(Data records for software interfaces)
__________
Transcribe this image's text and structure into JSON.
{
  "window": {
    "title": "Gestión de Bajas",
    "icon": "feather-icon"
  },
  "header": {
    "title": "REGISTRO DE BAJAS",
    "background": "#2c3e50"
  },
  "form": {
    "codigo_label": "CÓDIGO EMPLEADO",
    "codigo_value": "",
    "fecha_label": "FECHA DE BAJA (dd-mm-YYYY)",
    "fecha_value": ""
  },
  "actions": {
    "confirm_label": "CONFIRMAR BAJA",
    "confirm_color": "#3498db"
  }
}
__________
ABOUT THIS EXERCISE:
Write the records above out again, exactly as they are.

SOLUTION FOR THIS TASK:
Transcribe this image's text and structure into JSON.
{
  "window": {
    "title": "Gestión de Bajas",
    "icon": "feather-icon"
  },
  "header": {
    "title": "REGISTRO DE BAJAS",
    "background": "#2c3e50"
  },
  "form": {
    "codigo_label": "CÓDIGO EMPLEADO",
    "codigo_value": "",
    "fecha_label": "FECHA DE BAJA (dd-mm-YYYY)",
    "fecha_value": ""
  },
  "actions": {
    "confirm_label": "CONFIRMAR BAJA",
    "confirm_color": "#3498db"
  }
}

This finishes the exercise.